filled with promising prose and short stories.
The most memorable of those stories was an account of how he and his
fraternity pals at Berkeley would often skip classes for long drives
south to Los Angeles to watch John Wooden's great UCLA basketball
teams of the 60s that featured Lew Alcindor, who later became Kareem
Abdul-Jabbar. But the story smacked not only of UCLA basketball, but
of the free spirit of his youth, a 1960s Jack Kerouac.
Tut, meanwhile, was the only person to whom I ever confessed the
nagging insecurity that I then felt. I had been the first person in
my family to graduate from high school as well as college. Yet every
time I traveled back east, as I had several times for fellowship and
job interviews, I felt extremely inferior intellectually — a
phenomenon not uncommon then for Southerners I would learn later
from Southern writers such as Larry McMurtry and the late Willie
One day Tut showed up at my home with a book by Robert Hutchins, the
noted educator who championed a renaissance in liberal arts
education in America and the Great Books program at the University
of Chicago. Tut insisted I read the book and that I begin reading
Over the next months, our weekend games of chess and tennis became
backdrops to Socratic dialogs about the books Tut was having me read
— from Aeschylus to Augustine, from Homer to Hobbes, from Dante to
Darwin. I often joked to friends that I was only then getting the
education that I had missed at Baylor, my alma mater. It sounded
clever, but sadly it was true.
Several years later, I studied Homer at Harvard under Homeric
scholar Robert Fitzgerald, who gave me the best compliment I think I

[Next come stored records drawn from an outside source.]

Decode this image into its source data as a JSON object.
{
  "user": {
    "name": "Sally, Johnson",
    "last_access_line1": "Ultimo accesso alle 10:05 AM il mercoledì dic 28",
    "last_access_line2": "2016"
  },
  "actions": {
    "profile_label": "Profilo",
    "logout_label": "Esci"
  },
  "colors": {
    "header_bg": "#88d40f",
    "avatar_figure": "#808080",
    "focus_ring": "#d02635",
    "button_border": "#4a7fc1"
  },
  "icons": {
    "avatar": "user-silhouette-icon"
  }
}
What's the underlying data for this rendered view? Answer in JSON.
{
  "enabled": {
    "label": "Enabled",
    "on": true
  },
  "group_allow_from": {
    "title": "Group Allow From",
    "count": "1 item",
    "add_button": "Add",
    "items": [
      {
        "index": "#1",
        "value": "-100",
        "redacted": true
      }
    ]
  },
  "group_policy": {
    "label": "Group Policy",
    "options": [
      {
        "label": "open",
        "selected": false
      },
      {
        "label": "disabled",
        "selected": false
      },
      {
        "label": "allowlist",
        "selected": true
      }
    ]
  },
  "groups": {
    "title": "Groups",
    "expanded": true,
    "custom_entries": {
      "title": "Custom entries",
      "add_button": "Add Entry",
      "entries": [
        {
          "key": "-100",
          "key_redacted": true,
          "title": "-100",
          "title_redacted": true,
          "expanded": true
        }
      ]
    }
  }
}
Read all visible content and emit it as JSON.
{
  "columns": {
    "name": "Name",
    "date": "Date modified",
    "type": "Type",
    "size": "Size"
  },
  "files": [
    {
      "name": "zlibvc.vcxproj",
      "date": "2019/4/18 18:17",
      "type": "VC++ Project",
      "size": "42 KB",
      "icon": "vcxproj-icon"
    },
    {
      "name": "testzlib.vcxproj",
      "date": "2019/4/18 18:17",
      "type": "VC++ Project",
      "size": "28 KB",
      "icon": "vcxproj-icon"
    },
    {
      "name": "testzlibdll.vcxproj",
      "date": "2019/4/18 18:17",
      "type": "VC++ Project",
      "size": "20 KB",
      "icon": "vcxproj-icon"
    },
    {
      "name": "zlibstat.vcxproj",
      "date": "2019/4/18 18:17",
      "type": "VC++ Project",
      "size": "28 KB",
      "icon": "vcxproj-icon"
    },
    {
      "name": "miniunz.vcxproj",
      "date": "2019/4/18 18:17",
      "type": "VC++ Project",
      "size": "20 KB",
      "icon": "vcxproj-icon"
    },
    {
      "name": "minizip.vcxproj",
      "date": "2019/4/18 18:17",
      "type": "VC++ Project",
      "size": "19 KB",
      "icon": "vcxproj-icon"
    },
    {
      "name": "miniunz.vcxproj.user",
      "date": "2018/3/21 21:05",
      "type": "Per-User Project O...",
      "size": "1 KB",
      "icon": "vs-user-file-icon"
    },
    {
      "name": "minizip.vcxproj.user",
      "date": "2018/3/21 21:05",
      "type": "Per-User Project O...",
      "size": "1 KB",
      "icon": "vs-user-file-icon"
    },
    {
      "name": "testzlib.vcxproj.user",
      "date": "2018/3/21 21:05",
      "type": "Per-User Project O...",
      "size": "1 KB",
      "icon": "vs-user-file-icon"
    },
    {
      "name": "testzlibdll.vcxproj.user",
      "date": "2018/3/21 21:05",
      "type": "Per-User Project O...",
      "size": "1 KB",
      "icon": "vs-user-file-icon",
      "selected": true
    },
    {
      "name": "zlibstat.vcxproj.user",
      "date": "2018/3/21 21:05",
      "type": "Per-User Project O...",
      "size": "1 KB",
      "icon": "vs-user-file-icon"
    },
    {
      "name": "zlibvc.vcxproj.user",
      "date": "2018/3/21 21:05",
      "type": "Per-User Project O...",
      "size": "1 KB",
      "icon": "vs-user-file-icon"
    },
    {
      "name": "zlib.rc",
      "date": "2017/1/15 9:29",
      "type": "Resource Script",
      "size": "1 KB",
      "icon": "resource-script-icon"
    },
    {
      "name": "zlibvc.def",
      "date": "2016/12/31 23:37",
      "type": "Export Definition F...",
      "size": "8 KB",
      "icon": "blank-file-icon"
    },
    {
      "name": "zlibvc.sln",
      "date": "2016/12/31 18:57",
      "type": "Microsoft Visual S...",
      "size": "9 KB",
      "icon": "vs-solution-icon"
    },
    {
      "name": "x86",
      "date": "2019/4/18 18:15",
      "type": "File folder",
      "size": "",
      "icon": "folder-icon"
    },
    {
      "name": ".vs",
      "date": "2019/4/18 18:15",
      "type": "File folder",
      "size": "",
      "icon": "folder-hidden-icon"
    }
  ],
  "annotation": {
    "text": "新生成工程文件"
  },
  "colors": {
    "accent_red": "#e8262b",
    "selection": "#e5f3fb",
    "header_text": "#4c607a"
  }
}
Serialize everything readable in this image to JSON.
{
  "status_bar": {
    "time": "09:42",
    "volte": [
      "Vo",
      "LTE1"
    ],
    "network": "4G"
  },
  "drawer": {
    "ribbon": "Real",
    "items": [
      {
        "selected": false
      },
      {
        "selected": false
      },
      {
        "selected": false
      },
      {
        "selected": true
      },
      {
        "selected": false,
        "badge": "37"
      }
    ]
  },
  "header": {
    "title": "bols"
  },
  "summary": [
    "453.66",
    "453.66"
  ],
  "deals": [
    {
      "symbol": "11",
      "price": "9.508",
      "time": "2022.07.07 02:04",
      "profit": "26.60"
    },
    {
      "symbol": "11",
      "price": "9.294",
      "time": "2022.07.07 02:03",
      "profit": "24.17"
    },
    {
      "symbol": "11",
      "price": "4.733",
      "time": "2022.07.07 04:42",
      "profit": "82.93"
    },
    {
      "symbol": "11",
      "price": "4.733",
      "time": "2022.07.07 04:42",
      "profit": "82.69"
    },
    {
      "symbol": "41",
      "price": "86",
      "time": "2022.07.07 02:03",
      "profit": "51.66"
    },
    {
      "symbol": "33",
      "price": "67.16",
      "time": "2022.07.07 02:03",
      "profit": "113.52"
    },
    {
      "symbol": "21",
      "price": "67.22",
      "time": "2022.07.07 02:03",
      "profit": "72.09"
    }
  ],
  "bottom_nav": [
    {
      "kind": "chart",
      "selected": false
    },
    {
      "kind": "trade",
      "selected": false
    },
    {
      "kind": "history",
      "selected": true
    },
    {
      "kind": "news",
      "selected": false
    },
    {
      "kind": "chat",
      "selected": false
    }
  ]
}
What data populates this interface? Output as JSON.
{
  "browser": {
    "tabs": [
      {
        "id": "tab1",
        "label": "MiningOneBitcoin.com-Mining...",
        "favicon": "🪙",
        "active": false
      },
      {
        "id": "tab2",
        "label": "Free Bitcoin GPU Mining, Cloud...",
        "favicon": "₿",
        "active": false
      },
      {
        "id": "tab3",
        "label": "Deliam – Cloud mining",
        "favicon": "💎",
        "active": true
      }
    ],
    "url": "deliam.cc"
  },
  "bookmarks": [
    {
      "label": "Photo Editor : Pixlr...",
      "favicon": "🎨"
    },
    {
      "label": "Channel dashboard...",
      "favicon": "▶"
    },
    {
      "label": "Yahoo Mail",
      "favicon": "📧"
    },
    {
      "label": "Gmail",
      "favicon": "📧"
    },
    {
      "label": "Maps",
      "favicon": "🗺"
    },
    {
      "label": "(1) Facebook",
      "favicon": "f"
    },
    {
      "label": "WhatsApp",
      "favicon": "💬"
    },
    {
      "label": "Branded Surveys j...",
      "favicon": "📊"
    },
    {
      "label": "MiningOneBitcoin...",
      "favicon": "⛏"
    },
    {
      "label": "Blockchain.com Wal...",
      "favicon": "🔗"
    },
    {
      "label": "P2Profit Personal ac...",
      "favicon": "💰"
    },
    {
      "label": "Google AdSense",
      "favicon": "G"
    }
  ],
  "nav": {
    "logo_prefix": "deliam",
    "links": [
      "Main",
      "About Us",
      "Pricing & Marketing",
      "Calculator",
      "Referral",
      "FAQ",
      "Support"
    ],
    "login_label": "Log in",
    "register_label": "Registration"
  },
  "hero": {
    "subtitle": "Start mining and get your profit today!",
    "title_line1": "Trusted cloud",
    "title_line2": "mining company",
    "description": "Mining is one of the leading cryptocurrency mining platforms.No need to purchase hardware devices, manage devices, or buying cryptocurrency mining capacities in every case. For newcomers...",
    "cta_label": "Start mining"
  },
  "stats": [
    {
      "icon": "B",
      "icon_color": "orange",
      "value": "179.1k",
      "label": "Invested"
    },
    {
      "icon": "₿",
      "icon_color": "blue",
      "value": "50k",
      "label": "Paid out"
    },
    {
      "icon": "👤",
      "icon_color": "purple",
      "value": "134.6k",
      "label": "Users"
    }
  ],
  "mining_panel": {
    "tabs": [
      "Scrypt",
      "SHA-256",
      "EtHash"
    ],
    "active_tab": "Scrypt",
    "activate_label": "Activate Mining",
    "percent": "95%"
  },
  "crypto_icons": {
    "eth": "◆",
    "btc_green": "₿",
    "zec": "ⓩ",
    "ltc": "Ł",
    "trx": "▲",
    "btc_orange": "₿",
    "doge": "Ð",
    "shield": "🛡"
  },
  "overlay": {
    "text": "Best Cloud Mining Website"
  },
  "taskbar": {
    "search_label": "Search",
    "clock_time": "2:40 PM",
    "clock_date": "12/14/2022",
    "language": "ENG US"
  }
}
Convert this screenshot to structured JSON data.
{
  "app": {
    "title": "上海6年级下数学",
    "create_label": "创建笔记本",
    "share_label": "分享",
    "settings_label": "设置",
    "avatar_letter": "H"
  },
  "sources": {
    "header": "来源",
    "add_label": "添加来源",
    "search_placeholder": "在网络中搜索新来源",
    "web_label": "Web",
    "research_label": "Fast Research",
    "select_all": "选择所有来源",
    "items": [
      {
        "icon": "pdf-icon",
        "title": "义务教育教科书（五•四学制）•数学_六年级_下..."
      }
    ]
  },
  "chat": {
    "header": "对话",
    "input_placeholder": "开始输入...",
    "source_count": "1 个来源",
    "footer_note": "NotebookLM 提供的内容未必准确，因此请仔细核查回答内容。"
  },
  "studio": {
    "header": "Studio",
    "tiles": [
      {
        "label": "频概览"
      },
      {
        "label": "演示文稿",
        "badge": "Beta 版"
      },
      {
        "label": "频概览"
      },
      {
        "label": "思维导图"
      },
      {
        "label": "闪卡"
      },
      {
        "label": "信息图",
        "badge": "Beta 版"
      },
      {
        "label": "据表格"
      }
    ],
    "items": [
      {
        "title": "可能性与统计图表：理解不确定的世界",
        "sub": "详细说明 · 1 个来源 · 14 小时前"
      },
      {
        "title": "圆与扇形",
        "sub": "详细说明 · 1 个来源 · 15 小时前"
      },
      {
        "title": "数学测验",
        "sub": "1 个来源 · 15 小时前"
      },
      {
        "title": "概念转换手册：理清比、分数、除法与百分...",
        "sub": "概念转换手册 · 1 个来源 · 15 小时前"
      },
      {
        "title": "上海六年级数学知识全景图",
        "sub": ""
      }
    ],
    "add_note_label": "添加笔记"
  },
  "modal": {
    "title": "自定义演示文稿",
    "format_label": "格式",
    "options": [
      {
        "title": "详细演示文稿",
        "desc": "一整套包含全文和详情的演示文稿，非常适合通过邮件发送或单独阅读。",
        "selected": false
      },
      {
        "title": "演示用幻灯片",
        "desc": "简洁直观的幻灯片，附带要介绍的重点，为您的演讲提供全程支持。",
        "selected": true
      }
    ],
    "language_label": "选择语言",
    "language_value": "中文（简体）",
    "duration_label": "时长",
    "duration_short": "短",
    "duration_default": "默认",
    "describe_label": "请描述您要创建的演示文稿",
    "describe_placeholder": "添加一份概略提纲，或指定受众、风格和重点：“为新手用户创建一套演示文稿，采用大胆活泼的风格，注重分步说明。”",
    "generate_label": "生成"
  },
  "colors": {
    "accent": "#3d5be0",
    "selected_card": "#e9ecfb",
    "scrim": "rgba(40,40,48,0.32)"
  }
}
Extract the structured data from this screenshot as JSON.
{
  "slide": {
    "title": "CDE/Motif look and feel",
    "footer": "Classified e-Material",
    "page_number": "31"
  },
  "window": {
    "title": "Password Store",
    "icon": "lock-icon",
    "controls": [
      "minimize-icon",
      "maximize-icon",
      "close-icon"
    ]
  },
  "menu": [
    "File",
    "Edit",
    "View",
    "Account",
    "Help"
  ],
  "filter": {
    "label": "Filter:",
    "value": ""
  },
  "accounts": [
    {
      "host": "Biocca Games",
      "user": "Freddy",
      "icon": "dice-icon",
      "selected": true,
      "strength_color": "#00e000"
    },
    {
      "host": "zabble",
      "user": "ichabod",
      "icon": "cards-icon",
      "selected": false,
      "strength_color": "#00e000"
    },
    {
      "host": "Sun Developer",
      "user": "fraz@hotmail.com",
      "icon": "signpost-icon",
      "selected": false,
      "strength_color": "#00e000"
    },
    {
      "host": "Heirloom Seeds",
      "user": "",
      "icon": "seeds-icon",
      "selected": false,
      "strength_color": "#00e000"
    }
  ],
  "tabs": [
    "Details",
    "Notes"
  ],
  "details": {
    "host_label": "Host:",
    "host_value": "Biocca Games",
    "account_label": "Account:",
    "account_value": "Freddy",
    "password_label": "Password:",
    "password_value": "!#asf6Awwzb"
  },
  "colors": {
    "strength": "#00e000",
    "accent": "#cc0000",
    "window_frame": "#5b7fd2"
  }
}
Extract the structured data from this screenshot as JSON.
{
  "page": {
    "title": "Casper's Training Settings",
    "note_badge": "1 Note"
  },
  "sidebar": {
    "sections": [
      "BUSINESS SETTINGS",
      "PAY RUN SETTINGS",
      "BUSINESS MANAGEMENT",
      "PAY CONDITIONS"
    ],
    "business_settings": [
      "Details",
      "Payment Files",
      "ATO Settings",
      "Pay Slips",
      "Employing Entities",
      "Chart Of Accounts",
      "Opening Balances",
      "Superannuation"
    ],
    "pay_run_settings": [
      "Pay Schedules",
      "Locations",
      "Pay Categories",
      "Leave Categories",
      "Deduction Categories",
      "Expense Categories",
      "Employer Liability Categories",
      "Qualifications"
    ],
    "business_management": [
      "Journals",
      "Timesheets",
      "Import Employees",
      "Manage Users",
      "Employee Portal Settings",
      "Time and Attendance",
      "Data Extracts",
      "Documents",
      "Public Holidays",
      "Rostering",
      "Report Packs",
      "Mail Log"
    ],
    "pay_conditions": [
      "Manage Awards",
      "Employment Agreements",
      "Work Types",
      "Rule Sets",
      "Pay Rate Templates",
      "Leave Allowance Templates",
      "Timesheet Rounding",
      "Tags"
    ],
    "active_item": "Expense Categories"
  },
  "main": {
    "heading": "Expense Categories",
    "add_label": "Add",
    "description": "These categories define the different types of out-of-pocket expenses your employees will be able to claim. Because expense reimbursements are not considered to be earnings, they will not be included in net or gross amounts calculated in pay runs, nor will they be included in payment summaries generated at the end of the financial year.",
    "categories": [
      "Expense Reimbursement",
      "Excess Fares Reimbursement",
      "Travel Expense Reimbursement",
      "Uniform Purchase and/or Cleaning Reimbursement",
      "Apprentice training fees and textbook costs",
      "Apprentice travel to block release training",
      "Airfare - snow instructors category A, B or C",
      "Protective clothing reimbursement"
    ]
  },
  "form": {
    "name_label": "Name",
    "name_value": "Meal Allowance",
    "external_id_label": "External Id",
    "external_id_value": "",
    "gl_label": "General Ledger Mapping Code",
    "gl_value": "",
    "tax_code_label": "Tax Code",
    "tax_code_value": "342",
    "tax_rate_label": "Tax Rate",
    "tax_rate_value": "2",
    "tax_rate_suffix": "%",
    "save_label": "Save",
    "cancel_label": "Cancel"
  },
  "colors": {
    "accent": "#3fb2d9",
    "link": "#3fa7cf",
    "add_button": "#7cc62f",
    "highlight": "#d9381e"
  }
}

have ever received. He said I had a good mind. I was speechless, but
I knew who was largely responsible. Tut.
It's strange what happens with friendships, especially with
teachers. Although you move on in life, part of them stays with you.
I moved from Dallas. My personal life at the time was unraveling as
Tut's was taking hold. He married and started a family as I was
going off on a writer's sojourn.
Every so often we would touch base. I think a part of Tut envied my
seemingly romantic existence as a writer in Los Angeles. I envied
his stability as a businessman in the Midwest. I remarried, had two
sons and developed a completely new set of friends in L.A., and many
of them came to know that someone named Tut had been one of the most
influential people in my life.
Some friends thought I had made him up — that Tuthill was a
make-believe friend I had concocted to explain why I had bothered to
read Plutarch or could quote “Long Day's Journey Into Night” or
recite the prelude to “The Odyssey” in ancient Greek. Maybe, as
someone once said about Mickey Mantle, if he hadn't existed, we
would have had to make him up. But he was real.
Once when I used his name for a character in a screenplay that was
in pre-production, I called just to make sure he didn't mind.
Tut was intrigued. “Who do you have in mind for my character?” he
wanted to know.
“Nick Nolte,” I answered.
“Yeah?” he said. “Well make sure he's sober. Is there a love
I told him I had written her with Kim Basinger in mind.
There was a long pause before I asked him what was wrong.
“Nothing's wrong,” he said. “I'm just fantasizing.”
That was Tut. Insisting on living out dreams. Good night, sweet
prince, and flights of angels sing thee to thy rest.